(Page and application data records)
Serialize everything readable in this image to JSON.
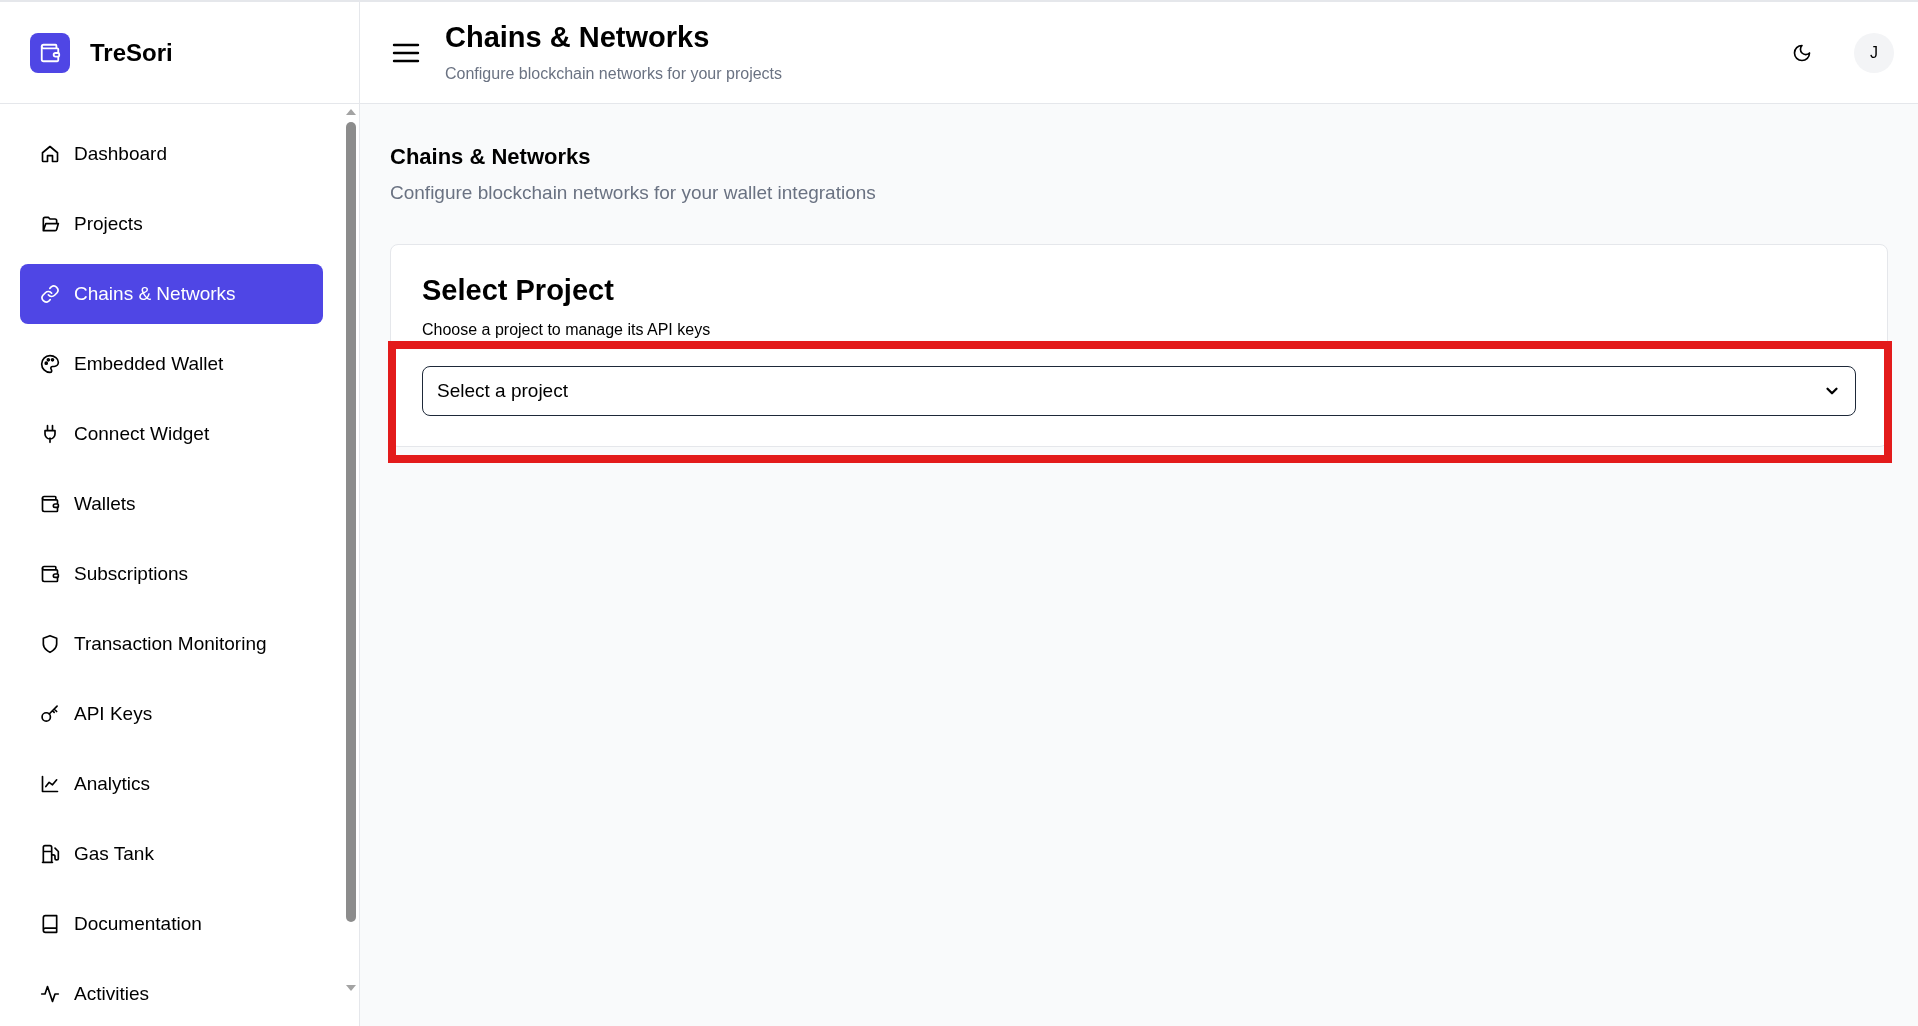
{
  "app": {
    "name": "TreSori"
  },
  "sidebar": {
    "items": [
      {
        "label": "Dashboard",
        "selected": false
      },
      {
        "label": "Projects",
        "selected": false
      },
      {
        "label": "Chains & Networks",
        "selected": true
      },
      {
        "label": "Embedded Wallet",
        "selected": false
      },
      {
        "label": "Connect Widget",
        "selected": false
      },
      {
        "label": "Wallets",
        "selected": false
      },
      {
        "label": "Subscriptions",
        "selected": false
      },
      {
        "label": "Transaction Monitoring",
        "selected": false
      },
      {
        "label": "API Keys",
        "selected": false
      },
      {
        "label": "Analytics",
        "selected": false
      },
      {
        "label": "Gas Tank",
        "selected": false
      },
      {
        "label": "Documentation",
        "selected": false
      },
      {
        "label": "Activities",
        "selected": false
      }
    ]
  },
  "header": {
    "title": "Chains & Networks",
    "subtitle": "Configure blockchain networks for your projects",
    "avatar": "J"
  },
  "page": {
    "title": "Chains & Networks",
    "subtitle": "Configure blockchain networks for your wallet integrations"
  },
  "card": {
    "title": "Select Project",
    "description": "Choose a project to manage its API keys",
    "select": {
      "value": "Select a project"
    }
  }
}
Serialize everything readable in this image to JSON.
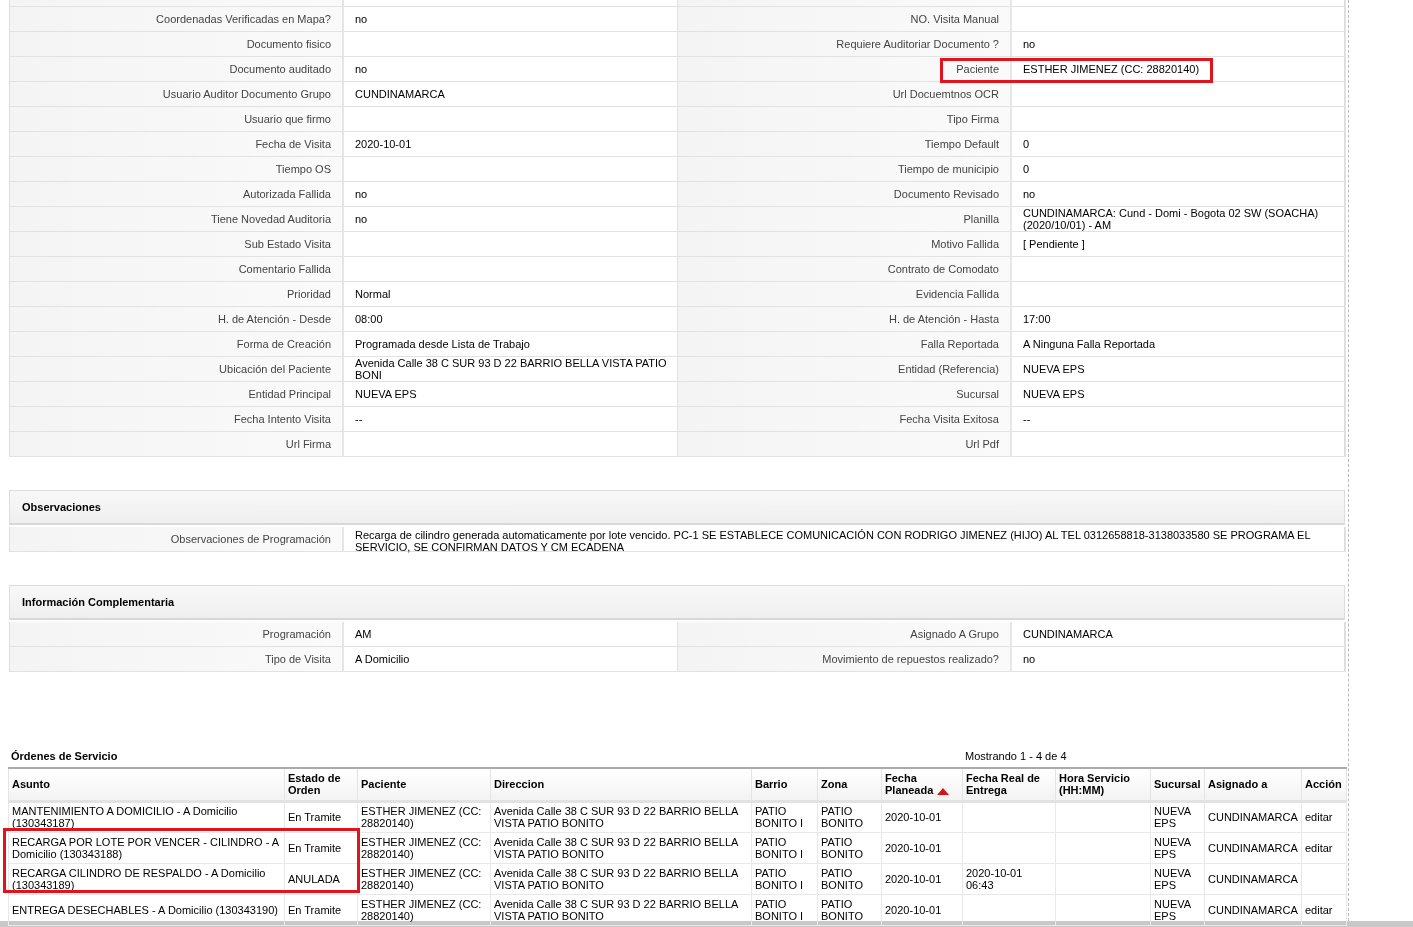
{
  "details": {
    "fields": [
      {
        "label": "Coordenadas Verificadas en Mapa?",
        "value": "no",
        "highlighted": false
      },
      {
        "label": "NO. Visita Manual",
        "highlighted": false
      },
      {
        "label": "Documento fisico",
        "highlighted": false
      },
      {
        "label": "Requiere Auditoriar Documento ?",
        "value": "no",
        "highlighted": false
      },
      {
        "label": "Documento auditado",
        "value": "no",
        "highlighted": false
      },
      {
        "label": "Paciente",
        "value": "ESTHER JIMENEZ (CC: 28820140)",
        "highlighted": true
      },
      {
        "label": "Usuario Auditor Documento Grupo",
        "value": "CUNDINAMARCA",
        "highlighted": false
      },
      {
        "label": "Url Docuemtnos OCR",
        "highlighted": false
      },
      {
        "label": "Usuario que firmo",
        "highlighted": false
      },
      {
        "label": "Tipo Firma",
        "highlighted": false
      },
      {
        "label": "Fecha de Visita",
        "value": "2020-10-01",
        "highlighted": false
      },
      {
        "label": "Tiempo Default",
        "value": "0",
        "highlighted": false
      },
      {
        "label": "Tiempo OS",
        "highlighted": false
      },
      {
        "label": "Tiempo de municipio",
        "value": "0",
        "highlighted": false
      },
      {
        "label": "Autorizada Fallida",
        "value": "no",
        "highlighted": false
      },
      {
        "label": "Documento Revisado",
        "value": "no",
        "highlighted": false
      },
      {
        "label": "Tiene Novedad Auditoria",
        "value": "no",
        "highlighted": false
      },
      {
        "label": "Planilla",
        "value": "CUNDINAMARCA: Cund - Domi - Bogota 02 SW (SOACHA) (2020/10/01) - AM",
        "highlighted": false
      },
      {
        "label": "Sub Estado Visita",
        "highlighted": false
      },
      {
        "label": "Motivo Fallida",
        "value": "[ Pendiente ]",
        "highlighted": false
      },
      {
        "label": "Comentario Fallida",
        "highlighted": false
      },
      {
        "label": "Contrato de Comodato",
        "highlighted": false
      },
      {
        "label": "Prioridad",
        "value": "Normal",
        "highlighted": false
      },
      {
        "label": "Evidencia Fallida",
        "highlighted": false
      },
      {
        "label": "H. de Atención - Desde",
        "value": "08:00",
        "highlighted": false
      },
      {
        "label": "H. de Atención - Hasta",
        "value": "17:00",
        "highlighted": false
      },
      {
        "label": "Forma de Creación",
        "value": "Programada desde Lista de Trabajo",
        "highlighted": false
      },
      {
        "label": "Falla Reportada",
        "value": "A Ninguna Falla Reportada",
        "highlighted": false
      },
      {
        "label": "Ubicación del Paciente",
        "value": "Avenida Calle 38 C SUR 93 D 22 BARRIO BELLA VISTA PATIO BONI",
        "highlighted": false
      },
      {
        "label": "Entidad (Referencia)",
        "value": "NUEVA EPS",
        "highlighted": false
      },
      {
        "label": "Entidad Principal",
        "value": "NUEVA EPS",
        "highlighted": false
      },
      {
        "label": "Sucursal",
        "value": "NUEVA EPS",
        "highlighted": false
      },
      {
        "label": "Fecha Intento Visita",
        "value": "--",
        "highlighted": false
      },
      {
        "label": "Fecha Visita Exitosa",
        "value": "--",
        "highlighted": false
      },
      {
        "label": "Url Firma",
        "highlighted": false
      },
      {
        "label": "Url Pdf",
        "highlighted": false
      }
    ]
  },
  "observaciones": {
    "title": "Observaciones",
    "fields": [
      {
        "label": "Observaciones de Programación",
        "value": "Recarga de cilindro generada automaticamente por lote vencido. PC-1 SE ESTABLECE COMUNICACIÓN CON RODRIGO JIMENEZ (HIJO) AL TEL 0312658818-3138033580 SE PROGRAMA EL SERVICIO, SE CONFIRMAN DATOS Y CM ECADENA",
        "highlighted": false
      }
    ]
  },
  "informacion_complementaria": {
    "title": "Información Complementaria",
    "fields": [
      {
        "label": "Programación",
        "value": "AM",
        "highlighted": false
      },
      {
        "label": "Asignado A Grupo",
        "value": "CUNDINAMARCA",
        "highlighted": false
      },
      {
        "label": "Tipo de Visita",
        "value": "A Domicilio",
        "highlighted": false
      },
      {
        "label": "Movimiento de repuestos realizado?",
        "value": "no",
        "highlighted": false
      }
    ]
  },
  "ordenes": {
    "title": "Órdenes de Servicio",
    "pagination": "Mostrando 1 - 4 de 4",
    "columns": [
      {
        "label": "Asunto",
        "sorted": false
      },
      {
        "label": "Estado de Orden",
        "sorted": false
      },
      {
        "label": "Paciente",
        "sorted": false
      },
      {
        "label": "Direccion",
        "sorted": false
      },
      {
        "label": "Barrio",
        "sorted": false
      },
      {
        "label": "Zona",
        "sorted": false
      },
      {
        "label": "Fecha Planeada",
        "sorted": true
      },
      {
        "label": "Fecha Real de Entrega",
        "sorted": false
      },
      {
        "label": "Hora Servicio (HH:MM)",
        "sorted": false
      },
      {
        "label": "Sucursal",
        "sorted": false
      },
      {
        "label": "Asignado a",
        "sorted": false
      },
      {
        "label": "Acción",
        "sorted": false
      }
    ],
    "rows": [
      {
        "asunto": "MANTENIMIENTO A DOMICILIO - A Domicilio (130343187)",
        "estado": "En Tramite",
        "paciente": "ESTHER JIMENEZ (CC: 28820140)",
        "direccion": "Avenida Calle 38 C SUR 93 D 22 BARRIO BELLA VISTA PATIO BONITO",
        "barrio": "PATIO BONITO I",
        "zona": "PATIO BONITO",
        "fecha_planeada": "2020-10-01",
        "sucursal": "NUEVA EPS",
        "asignado": "CUNDINAMARCA",
        "accion": "editar",
        "highlighted": false
      },
      {
        "asunto": "RECARGA POR LOTE POR VENCER - CILINDRO - A Domicilio (130343188)",
        "estado": "En Tramite",
        "paciente": "ESTHER JIMENEZ (CC: 28820140)",
        "direccion": "Avenida Calle 38 C SUR 93 D 22 BARRIO BELLA VISTA PATIO BONITO",
        "barrio": "PATIO BONITO I",
        "zona": "PATIO BONITO",
        "fecha_planeada": "2020-10-01",
        "sucursal": "NUEVA EPS",
        "asignado": "CUNDINAMARCA",
        "accion": "editar",
        "highlighted": true
      },
      {
        "asunto": "RECARGA CILINDRO DE RESPALDO - A Domicilio (130343189)",
        "estado": "ANULADA",
        "paciente": "ESTHER JIMENEZ (CC: 28820140)",
        "direccion": "Avenida Calle 38 C SUR 93 D 22 BARRIO BELLA VISTA PATIO BONITO",
        "barrio": "PATIO BONITO I",
        "zona": "PATIO BONITO",
        "fecha_planeada": "2020-10-01",
        "fecha_real": "2020-10-01 06:43",
        "sucursal": "NUEVA EPS",
        "asignado": "CUNDINAMARCA",
        "highlighted": true
      },
      {
        "asunto": "ENTREGA DESECHABLES - A Domicilio (130343190)",
        "estado": "En Tramite",
        "paciente": "ESTHER JIMENEZ (CC: 28820140)",
        "direccion": "Avenida Calle 38 C SUR 93 D 22 BARRIO BELLA VISTA PATIO BONITO",
        "barrio": "PATIO BONITO I",
        "zona": "PATIO BONITO",
        "fecha_planeada": "2020-10-01",
        "sucursal": "NUEVA EPS",
        "asignado": "CUNDINAMARCA",
        "accion": "editar",
        "highlighted": false
      }
    ]
  }
}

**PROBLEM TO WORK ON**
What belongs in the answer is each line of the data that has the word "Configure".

**REPLY**
    "subtitle": "Configure blockchain networks for your projects",
    "subtitle": "Configure blockchain networks for your wallet integrations"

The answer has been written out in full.